Task directions: Tally the lines in the entries below where the string "screenshot" occurs. Reply with the total alone.

Data listing:

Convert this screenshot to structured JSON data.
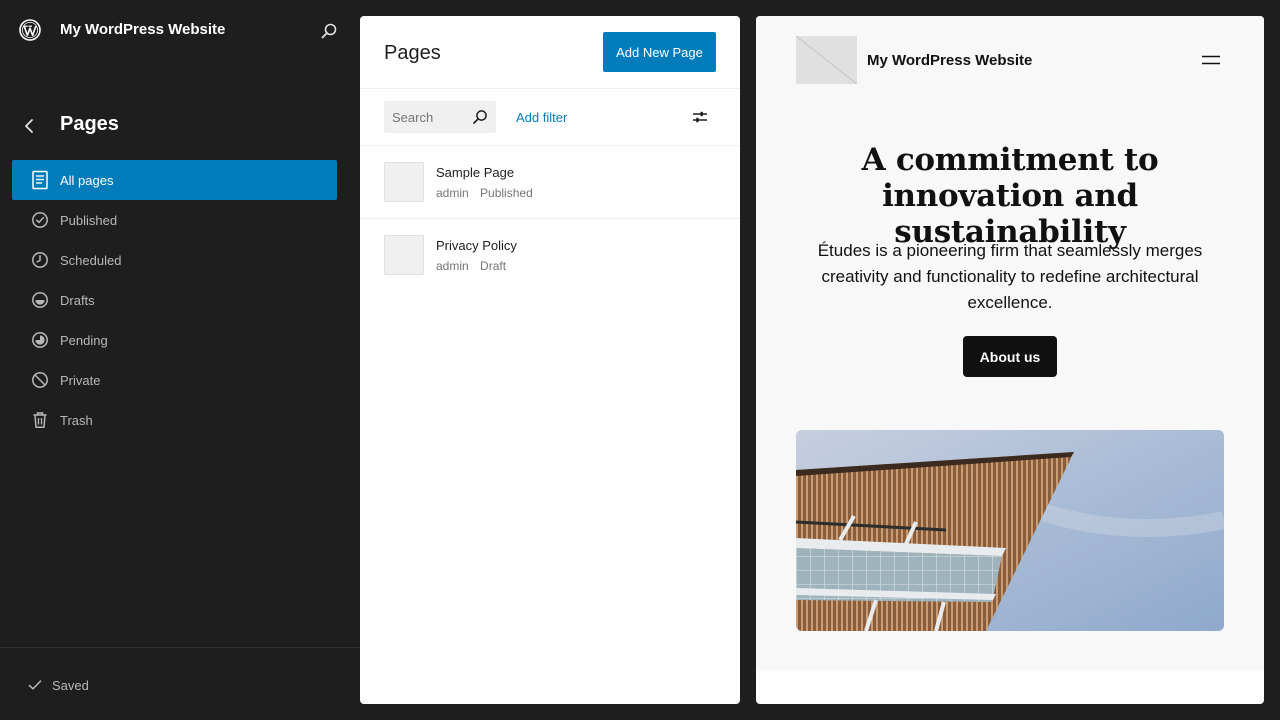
{
  "site": {
    "title": "My WordPress Website"
  },
  "sidebar": {
    "section_title": "Pages",
    "items": [
      {
        "label": "All pages",
        "icon": "pages-icon",
        "active": true
      },
      {
        "label": "Published",
        "icon": "published-icon"
      },
      {
        "label": "Scheduled",
        "icon": "scheduled-icon"
      },
      {
        "label": "Drafts",
        "icon": "drafts-icon"
      },
      {
        "label": "Pending",
        "icon": "pending-icon"
      },
      {
        "label": "Private",
        "icon": "private-icon"
      },
      {
        "label": "Trash",
        "icon": "trash-icon"
      }
    ],
    "footer_status": "Saved"
  },
  "pages_panel": {
    "title": "Pages",
    "add_button": "Add New Page",
    "search_placeholder": "Search",
    "add_filter": "Add filter",
    "rows": [
      {
        "title": "Sample Page",
        "author": "admin",
        "status": "Published"
      },
      {
        "title": "Privacy Policy",
        "author": "admin",
        "status": "Draft"
      }
    ]
  },
  "preview": {
    "site_title": "My WordPress Website",
    "heading": "A commitment to innovation and sustainability",
    "body": "Études is a pioneering firm that seamlessly merges creativity and functionality to redefine architectural excellence.",
    "button": "About us"
  },
  "colors": {
    "sidebar_bg": "#1e1e1e",
    "accent": "#007cba",
    "preview_button": "#111111"
  }
}
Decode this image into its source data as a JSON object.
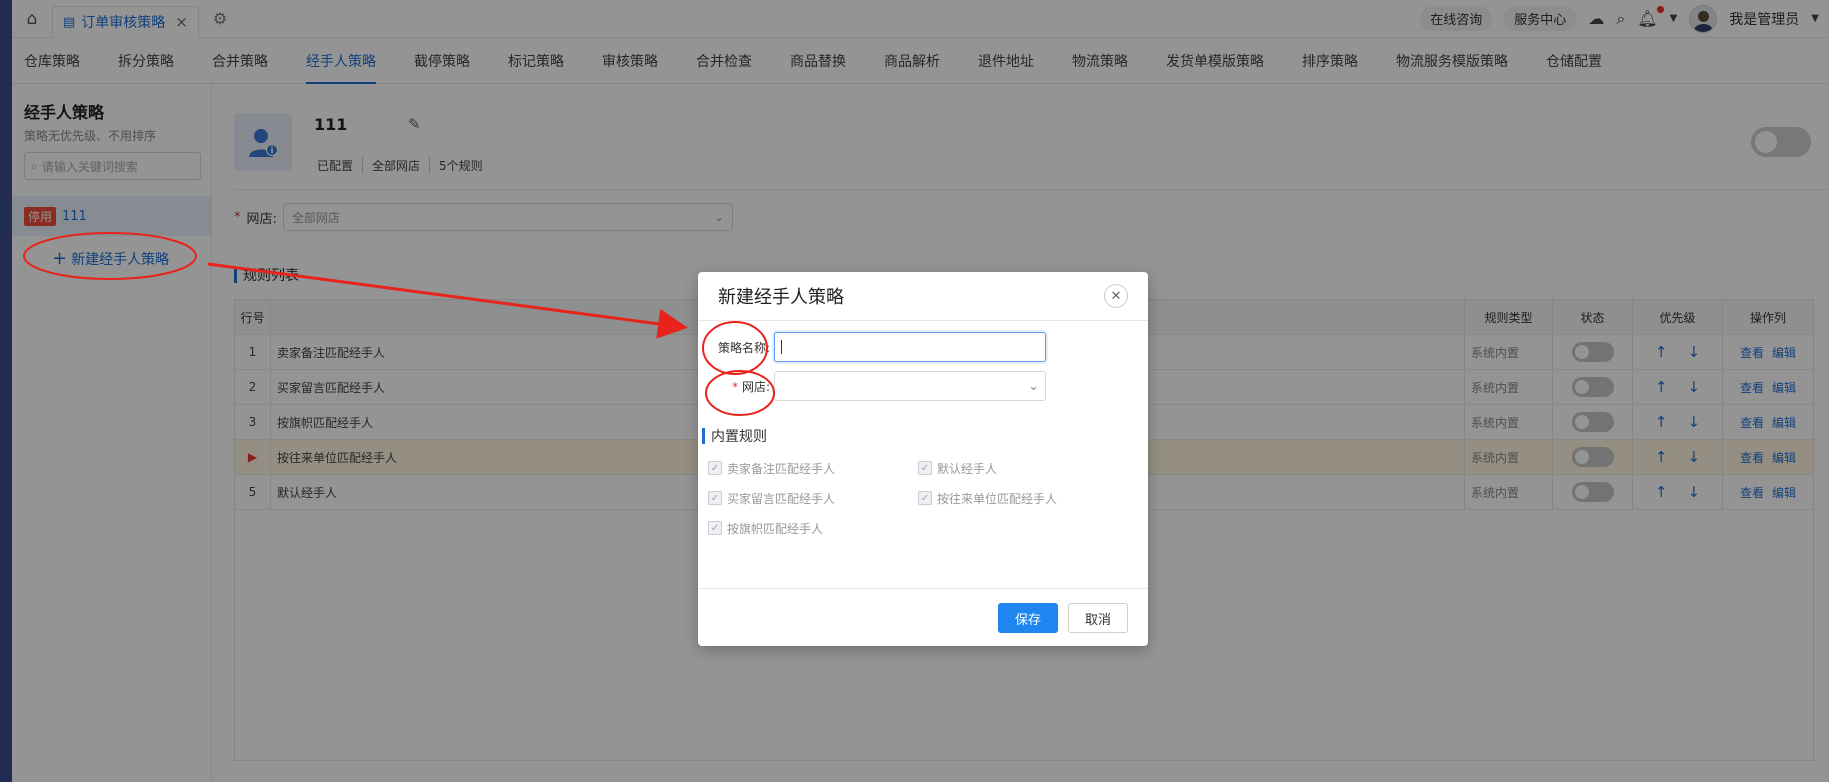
{
  "topbar": {
    "tab_label": "订单审核策略",
    "tab_close": "×",
    "online_consult": "在线咨询",
    "service_center": "服务中心",
    "user_name": "我是管理员"
  },
  "nav": {
    "tabs": [
      "仓库策略",
      "拆分策略",
      "合并策略",
      "经手人策略",
      "截停策略",
      "标记策略",
      "审核策略",
      "合并检查",
      "商品替换",
      "商品解析",
      "退件地址",
      "物流策略",
      "发货单模版策略",
      "排序策略",
      "物流服务模版策略",
      "仓储配置"
    ],
    "active_index": 3
  },
  "sidebar": {
    "title": "经手人策略",
    "subtitle": "策略无优先级、不用排序",
    "search_placeholder": "请输入关键词搜索",
    "items": [
      {
        "badge": "停用",
        "label": "111"
      }
    ],
    "new_label": "新建经手人策略"
  },
  "main": {
    "strategy_name": "111",
    "meta": [
      "已配置",
      "全部网店",
      "5个规则"
    ],
    "shop_label": "网店:",
    "shop_value": "全部网店",
    "rules_title": "规则列表",
    "columns": {
      "no": "行号",
      "type": "规则类型",
      "state": "状态",
      "priority": "优先级",
      "ops": "操作列"
    },
    "rows": [
      {
        "no": "1",
        "name": "卖家备注匹配经手人",
        "type": "系统内置",
        "view": "查看",
        "edit": "编辑"
      },
      {
        "no": "2",
        "name": "买家留言匹配经手人",
        "type": "系统内置",
        "view": "查看",
        "edit": "编辑"
      },
      {
        "no": "3",
        "name": "按旗帜匹配经手人",
        "type": "系统内置",
        "view": "查看",
        "edit": "编辑"
      },
      {
        "no": "▶",
        "name": "按往来单位匹配经手人",
        "type": "系统内置",
        "view": "查看",
        "edit": "编辑"
      },
      {
        "no": "5",
        "name": "默认经手人",
        "type": "系统内置",
        "view": "查看",
        "edit": "编辑"
      }
    ],
    "highlighted_row": 3
  },
  "modal": {
    "title": "新建经手人策略",
    "name_label": "策略名称:",
    "name_value": "",
    "shop_label": "网店:",
    "shop_value": "",
    "builtin_title": "内置规则",
    "builtin_rules": [
      "卖家备注匹配经手人",
      "默认经手人",
      "买家留言匹配经手人",
      "按往来单位匹配经手人",
      "按旗帜匹配经手人"
    ],
    "save_label": "保存",
    "cancel_label": "取消"
  },
  "colors": {
    "accent": "#1f6fd8",
    "danger": "#f04a3c",
    "annotation": "#e8231b",
    "overlay": "rgba(0,0,0,0.42)"
  }
}
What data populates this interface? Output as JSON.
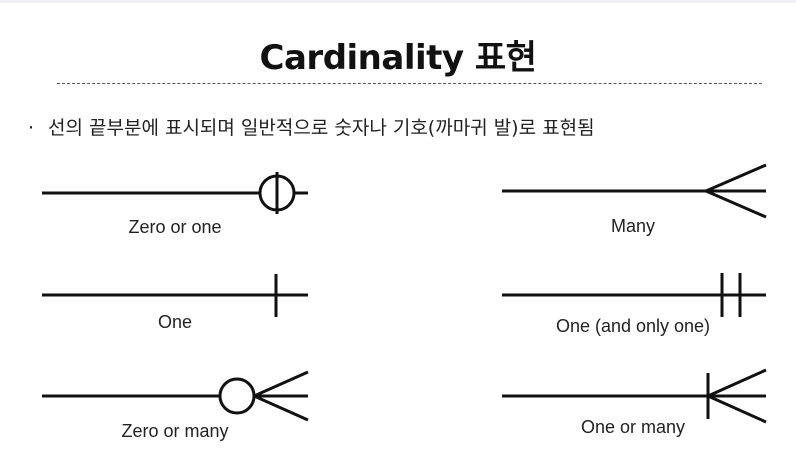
{
  "title": "Cardinality 표현",
  "bullet": {
    "marker": "·",
    "text": "선의 끝부분에 표시되며 일반적으로 숫자나 기호(까마귀 발)로 표현됨"
  },
  "symbols": {
    "zero_or_one": "Zero or one",
    "one": "One",
    "zero_or_many": "Zero or many",
    "many": "Many",
    "one_and_only_one": "One (and only one)",
    "one_or_many": "One or many"
  }
}
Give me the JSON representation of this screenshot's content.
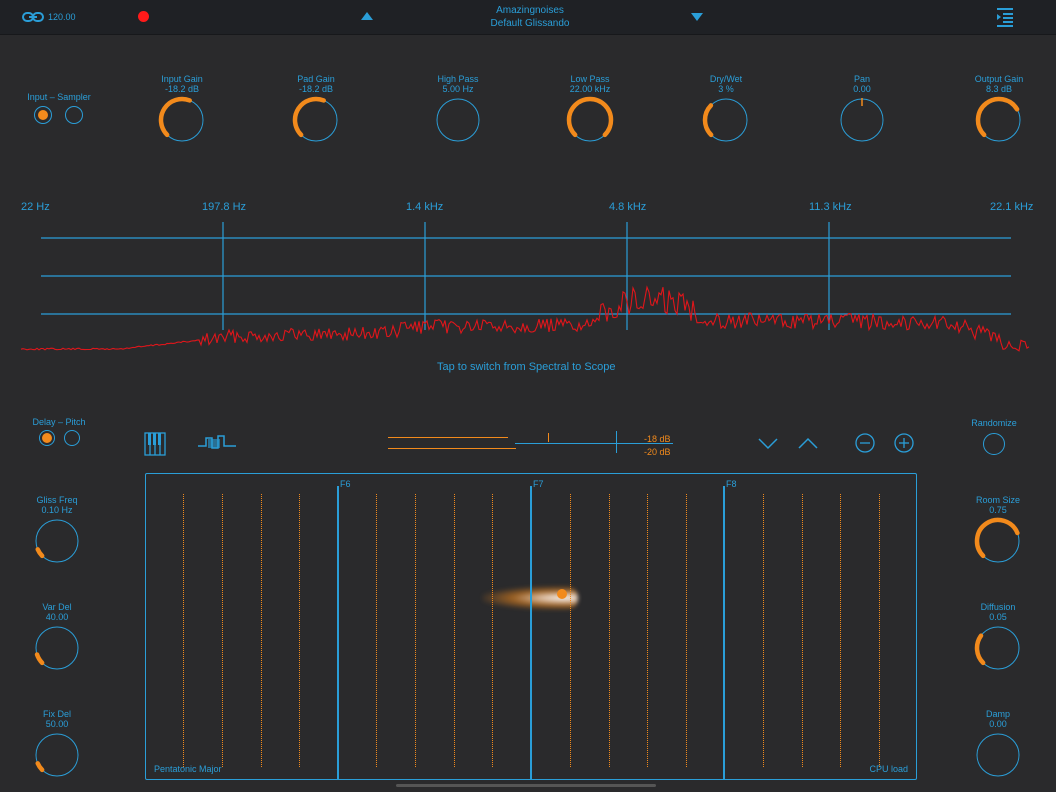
{
  "header": {
    "tempo": "120.00",
    "app_name": "Amazingnoises",
    "preset_name": "Default Glissando",
    "link_icon": "link-icon",
    "record_icon": "record-icon",
    "prev_icon": "triangle-up-icon",
    "next_icon": "triangle-down-icon",
    "menu_icon": "menu-list-icon"
  },
  "colors": {
    "accent": "#f28a1c",
    "blue": "#2a9ed8",
    "spectrum": "#e0161b",
    "bg": "#2a2a2c"
  },
  "input_switch": {
    "label": "Input – Sampler",
    "selected": 0
  },
  "delay_switch": {
    "label": "Delay – Pitch",
    "selected": 0
  },
  "knobs_top": [
    {
      "title": "Input Gain",
      "value": "-18.2 dB",
      "level": 0.58
    },
    {
      "title": "Pad Gain",
      "value": "-18.2 dB",
      "level": 0.58
    },
    {
      "title": "High Pass",
      "value": "5.00 Hz",
      "level": 0.0
    },
    {
      "title": "Low Pass",
      "value": "22.00 kHz",
      "level": 1.0
    },
    {
      "title": "Dry/Wet",
      "value": "3 %",
      "level": 0.33
    },
    {
      "title": "Pan",
      "value": "0.00",
      "level": 0.5
    },
    {
      "title": "Output Gain",
      "value": "8.3 dB",
      "level": 0.72
    }
  ],
  "spectrum": {
    "freq_labels": [
      "22 Hz",
      "197.8 Hz",
      "1.4 kHz",
      "4.8 kHz",
      "11.3 kHz",
      "22.1 kHz"
    ],
    "hint": "Tap to switch from Spectral to Scope"
  },
  "toolbar": {
    "keyboard_icon": "piano-keys-icon",
    "waveform_icon": "step-waveform-icon",
    "meter_top": "-18 dB",
    "meter_bottom": "-20 dB",
    "down_icon": "chevron-down-icon",
    "up_icon": "chevron-up-icon",
    "minus_icon": "minus-circle-icon",
    "plus_icon": "plus-circle-icon"
  },
  "randomize": {
    "label": "Randomize"
  },
  "knobs_left": [
    {
      "title": "Gliss Freq",
      "value": "0.10 Hz",
      "level": 0.08
    },
    {
      "title": "Var Del",
      "value": "40.00",
      "level": 0.1
    },
    {
      "title": "Fix Del",
      "value": "50.00",
      "level": 0.08
    }
  ],
  "knobs_right": [
    {
      "title": "Room Size",
      "value": "0.75",
      "level": 0.75
    },
    {
      "title": "Diffusion",
      "value": "0.05",
      "level": 0.3
    },
    {
      "title": "Damp",
      "value": "0.00",
      "level": 0.0
    }
  ],
  "pad": {
    "notes": [
      "F6",
      "F7",
      "F8"
    ],
    "scale": "Pentatonic Major",
    "cpu": "CPU load"
  }
}
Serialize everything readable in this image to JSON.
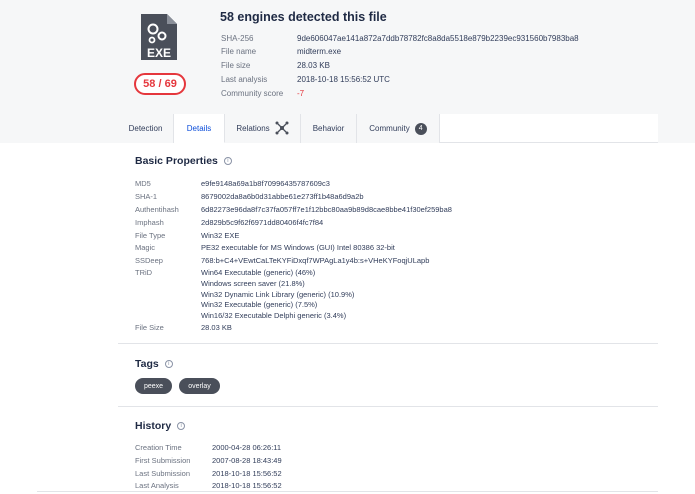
{
  "header": {
    "title": "58 engines detected this file",
    "score": "58 / 69",
    "file_type_icon": "EXE",
    "meta": [
      {
        "label": "SHA-256",
        "value": "9de606047ae141a872a7ddb78782fc8a8da5518e879b2239ec931560b7983ba8"
      },
      {
        "label": "File name",
        "value": "midterm.exe"
      },
      {
        "label": "File size",
        "value": "28.03 KB"
      },
      {
        "label": "Last analysis",
        "value": "2018-10-18 15:56:52 UTC"
      },
      {
        "label": "Community score",
        "value": "-7"
      }
    ]
  },
  "tabs": [
    {
      "label": "Detection"
    },
    {
      "label": "Details"
    },
    {
      "label": "Relations"
    },
    {
      "label": "Behavior"
    },
    {
      "label": "Community",
      "count": "4"
    }
  ],
  "basic_properties": {
    "title": "Basic Properties",
    "rows": [
      {
        "label": "MD5",
        "value": "e9fe9148a69a1b8f70996435787609c3"
      },
      {
        "label": "SHA-1",
        "value": "8679002da8a6b0d31abbe61e273ff1b48a6d9a2b"
      },
      {
        "label": "Authentihash",
        "value": "6d82273e96da8f7c37fa057ff7e1f12bbc80aa9b89d8cae8bbe41f30ef259ba8"
      },
      {
        "label": "Imphash",
        "value": "2d829b5c9f62f6971dd80406f4fc7f84"
      },
      {
        "label": "File Type",
        "value": "Win32 EXE"
      },
      {
        "label": "Magic",
        "value": "PE32 executable for MS Windows (GUI) Intel 80386 32-bit"
      },
      {
        "label": "SSDeep",
        "value": "768:b+C4+VEwtCaLTeKYFiDxqf7WPAgLa1y4b:s+VHeKYFoqjULapb"
      },
      {
        "label": "TRiD",
        "values": [
          "Win64 Executable (generic) (46%)",
          "Windows screen saver (21.8%)",
          "Win32 Dynamic Link Library (generic) (10.9%)",
          "Win32 Executable (generic) (7.5%)",
          "Win16/32 Executable Delphi generic (3.4%)"
        ]
      },
      {
        "label": "File Size",
        "value": "28.03 KB"
      }
    ]
  },
  "tags": {
    "title": "Tags",
    "items": [
      "peexe",
      "overlay"
    ]
  },
  "history": {
    "title": "History",
    "rows": [
      {
        "label": "Creation Time",
        "value": "2000-04-28 06:26:11"
      },
      {
        "label": "First Submission",
        "value": "2007-08-28 18:43:49"
      },
      {
        "label": "Last Submission",
        "value": "2018-10-18 15:56:52"
      },
      {
        "label": "Last Analysis",
        "value": "2018-10-18 15:56:52"
      }
    ]
  },
  "colors": {
    "accent": "#0b4dda",
    "danger": "#e5373d",
    "tag_bg": "#4a4f5a"
  }
}
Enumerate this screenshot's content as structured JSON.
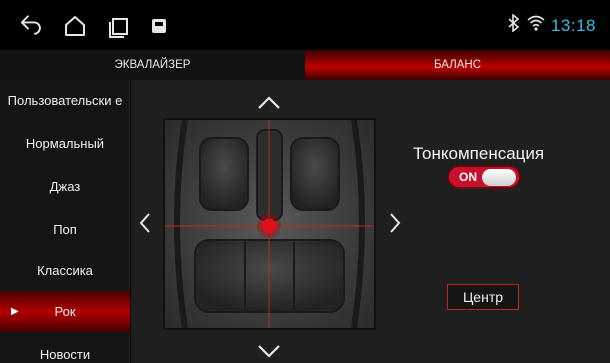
{
  "status_bar": {
    "time": "13:18",
    "icons": [
      "back-icon",
      "home-icon",
      "recent-apps-icon",
      "notification-icon",
      "bluetooth-icon",
      "wifi-icon"
    ]
  },
  "tabs": [
    {
      "label": "ЭКВАЛАЙЗЕР",
      "active": false
    },
    {
      "label": "БАЛАНС",
      "active": true
    }
  ],
  "presets": [
    {
      "label": "Пользовательски е",
      "active": false
    },
    {
      "label": "Нормальный",
      "active": false
    },
    {
      "label": "Джаз",
      "active": false
    },
    {
      "label": "Поп",
      "active": false
    },
    {
      "label": "Классика",
      "active": false
    },
    {
      "label": "Рок",
      "active": true
    },
    {
      "label": "Новости",
      "active": false
    }
  ],
  "balance": {
    "tonekomp_label": "Тонкомпенсация",
    "toggle_state": "ON",
    "center_label": "Центр",
    "fader": 0,
    "balance": 0
  },
  "colors": {
    "accent_red": "#c00000",
    "time_blue": "#35b9e8",
    "toggle_red": "#c8102e"
  }
}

Written response: 3